In skydiving news everyone knows how the Army has Delta Force and the Navy the SEALs who typically ride helicopter or parachute jump into hostile areas to perform missions that often are more fantastic than anything ever seen at the movies. But CNN reminds us that few people have heard of the Air Force’s own special ops group, the Combat Control Teams.
The CCTs have two typical missions. The first is to secure air fields in hostile territory. This kind of mission starts with airmen tossing packages of dirt bikes out the door of a transport plane, which parachutes down to the target. Then CCT commandos follow, start up and hop on the bikes, and secure the air fields, removing obstacles and making them ready for incoming aircraft.
The other type of mission that a CCT is sent on is to spot targets for air strikes. They would parachute into enemy territory and call in air strikes against enemy targets. They often work with regular ground forces to assist them with providing air support. The CCTs work with every aircraft from B 2 stealth bombers to Apache gunships.
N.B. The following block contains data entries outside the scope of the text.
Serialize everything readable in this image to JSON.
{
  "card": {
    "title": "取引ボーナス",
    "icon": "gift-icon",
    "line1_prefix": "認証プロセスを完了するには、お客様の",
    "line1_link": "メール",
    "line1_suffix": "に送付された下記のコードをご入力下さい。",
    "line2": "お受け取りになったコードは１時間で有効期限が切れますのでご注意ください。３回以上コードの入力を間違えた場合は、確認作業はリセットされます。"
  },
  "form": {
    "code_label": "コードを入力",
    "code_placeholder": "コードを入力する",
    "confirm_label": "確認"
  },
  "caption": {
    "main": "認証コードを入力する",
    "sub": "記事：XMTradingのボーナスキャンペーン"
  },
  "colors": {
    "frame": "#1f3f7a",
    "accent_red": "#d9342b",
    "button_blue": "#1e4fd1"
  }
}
The CCTs were the tip of the spear during the initial invasion of Afghanistan in 2001, in the wake of 9/11 by calling in air strikes against the Taliban in support of the Northern Alliance. Should the United States be obliged to hit the ISIS army in Iraq from the air, CCTs will likely be forward deployed to support those strikes.
CCTs are not always bringing death from the skies. In the wake of the 2010 earthquake in Haiti, CCTs were deployed to secure and prepare air fields for use in bringing in air supplies.